(Interface dataset entries)
===============
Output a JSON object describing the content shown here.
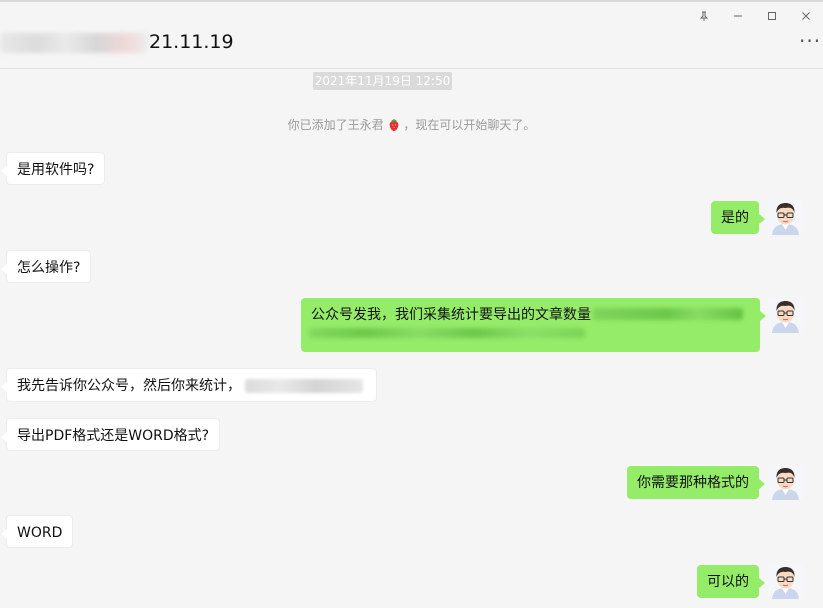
{
  "window": {
    "title_suffix": "21.11.19",
    "controls": {
      "pin": "⊥",
      "minimize": "—",
      "maximize": "□",
      "close": "✕"
    },
    "more": "···"
  },
  "chat": {
    "timestamp": "2021年11月19日 12:50",
    "system_message": "你已添加了王永君",
    "system_message_tail": "，现在可以开始聊天了。",
    "messages": [
      {
        "side": "in",
        "text": "是用软件吗?"
      },
      {
        "side": "out",
        "text": "是的"
      },
      {
        "side": "in",
        "text": "怎么操作?"
      },
      {
        "side": "out",
        "text": "公众号发我，我们采集统计要导出的文章数量"
      },
      {
        "side": "in",
        "text": "我先告诉你公众号，然后你来统计，"
      },
      {
        "side": "in",
        "text": "导出PDF格式还是WORD格式?"
      },
      {
        "side": "out",
        "text": "你需要那种格式的"
      },
      {
        "side": "in",
        "text": "WORD"
      },
      {
        "side": "out",
        "text": "可以的"
      }
    ]
  },
  "colors": {
    "outgoing_bubble": "#95ec69",
    "incoming_bubble": "#ffffff",
    "background": "#f5f5f5",
    "timestamp_bg": "#dadada"
  }
}
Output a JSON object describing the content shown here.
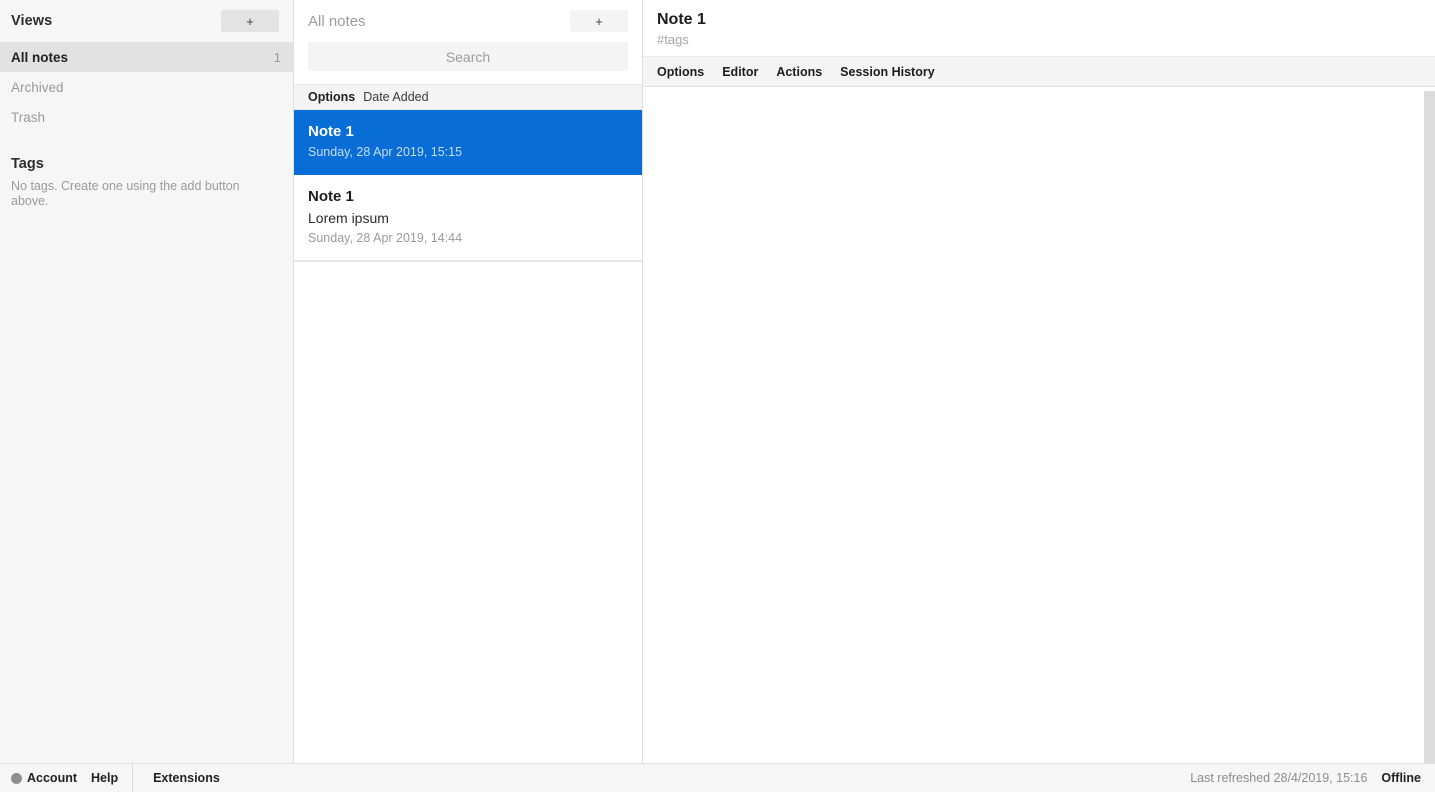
{
  "sidebar": {
    "header": {
      "title": "Views",
      "add_label": "+"
    },
    "views": [
      {
        "label": "All notes",
        "count": "1",
        "selected": true
      },
      {
        "label": "Archived",
        "count": "",
        "selected": false
      },
      {
        "label": "Trash",
        "count": "",
        "selected": false
      }
    ],
    "tags": {
      "title": "Tags",
      "empty_message": "No tags. Create one using the add button above."
    }
  },
  "notes_panel": {
    "header": {
      "title": "All notes",
      "add_label": "+"
    },
    "search": {
      "value": "",
      "placeholder": "Search"
    },
    "toolbar": {
      "options_label": "Options",
      "sort_label": "Date Added"
    },
    "notes": [
      {
        "title": "Note 1",
        "preview": "",
        "date": "Sunday, 28 Apr 2019, 15:15",
        "selected": true
      },
      {
        "title": "Note 1",
        "preview": "Lorem ipsum",
        "date": "Sunday, 28 Apr 2019, 14:44",
        "selected": false
      }
    ]
  },
  "editor": {
    "title": "Note 1",
    "tags_placeholder": "#tags",
    "tags_value": "",
    "tabs": [
      {
        "label": "Options"
      },
      {
        "label": "Editor"
      },
      {
        "label": "Actions"
      },
      {
        "label": "Session History"
      }
    ],
    "body_text": "",
    "body_placeholder": ""
  },
  "statusbar": {
    "account_label": "Account",
    "help_label": "Help",
    "extensions_label": "Extensions",
    "last_refreshed": "Last refreshed 28/4/2019, 15:16",
    "connection_status": "Offline"
  },
  "colors": {
    "accent": "#086DD6",
    "panel_bg": "#f6f6f6",
    "toolbar_bg": "#f4f4f4",
    "border": "#dfdfdf",
    "muted_text": "#9b9b9b",
    "account_dot": "#8e8e8e"
  }
}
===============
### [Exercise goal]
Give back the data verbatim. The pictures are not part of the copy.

### [Task answer]
Output a JSON object describing the content shown here.
{
  "window": {
    "title_suffix": "21.11.19",
    "controls": {
      "pin": "⊥",
      "minimize": "—",
      "maximize": "□",
      "close": "✕"
    },
    "more": "···"
  },
  "chat": {
    "timestamp": "2021年11月19日 12:50",
    "system_message": "你已添加了王永君",
    "system_message_tail": "，现在可以开始聊天了。",
    "messages": [
      {
        "side": "in",
        "text": "是用软件吗?"
      },
      {
        "side": "out",
        "text": "是的"
      },
      {
        "side": "in",
        "text": "怎么操作?"
      },
      {
        "side": "out",
        "text": "公众号发我，我们采集统计要导出的文章数量"
      },
      {
        "side": "in",
        "text": "我先告诉你公众号，然后你来统计，"
      },
      {
        "side": "in",
        "text": "导出PDF格式还是WORD格式?"
      },
      {
        "side": "out",
        "text": "你需要那种格式的"
      },
      {
        "side": "in",
        "text": "WORD"
      },
      {
        "side": "out",
        "text": "可以的"
      }
    ]
  },
  "colors": {
    "outgoing_bubble": "#95ec69",
    "incoming_bubble": "#ffffff",
    "background": "#f5f5f5",
    "timestamp_bg": "#dadada"
  }
}
Output a JSON object describing the content shown here.
{
  "sidebar": {
    "header": {
      "title": "Views",
      "add_label": "+"
    },
    "views": [
      {
        "label": "All notes",
        "count": "1",
        "selected": true
      },
      {
        "label": "Archived",
        "count": "",
        "selected": false
      },
      {
        "label": "Trash",
        "count": "",
        "selected": false
      }
    ],
    "tags": {
      "title": "Tags",
      "empty_message": "No tags. Create one using the add button above."
    }
  },
  "notes_panel": {
    "header": {
      "title": "All notes",
      "add_label": "+"
    },
    "search": {
      "value": "",
      "placeholder": "Search"
    },
    "toolbar": {
      "options_label": "Options",
      "sort_label": "Date Added"
    },
    "notes": [
      {
        "title": "Note 1",
        "preview": "",
        "date": "Sunday, 28 Apr 2019, 15:15",
        "selected": true
      },
      {
        "title": "Note 1",
        "preview": "Lorem ipsum",
        "date": "Sunday, 28 Apr 2019, 14:44",
        "selected": false
      }
    ]
  },
  "editor": {
    "title": "Note 1",
    "tags_placeholder": "#tags",
    "tags_value": "",
    "tabs": [
      {
        "label": "Options"
      },
      {
        "label": "Editor"
      },
      {
        "label": "Actions"
      },
      {
        "label": "Session History"
      }
    ],
    "body_text": "",
    "body_placeholder": ""
  },
  "statusbar": {
    "account_label": "Account",
    "help_label": "Help",
    "extensions_label": "Extensions",
    "last_refreshed": "Last refreshed 28/4/2019, 15:16",
    "connection_status": "Offline"
  },
  "colors": {
    "accent": "#086DD6",
    "panel_bg": "#f6f6f6",
    "toolbar_bg": "#f4f4f4",
    "border": "#dfdfdf",
    "muted_text": "#9b9b9b",
    "account_dot": "#8e8e8e"
  }
}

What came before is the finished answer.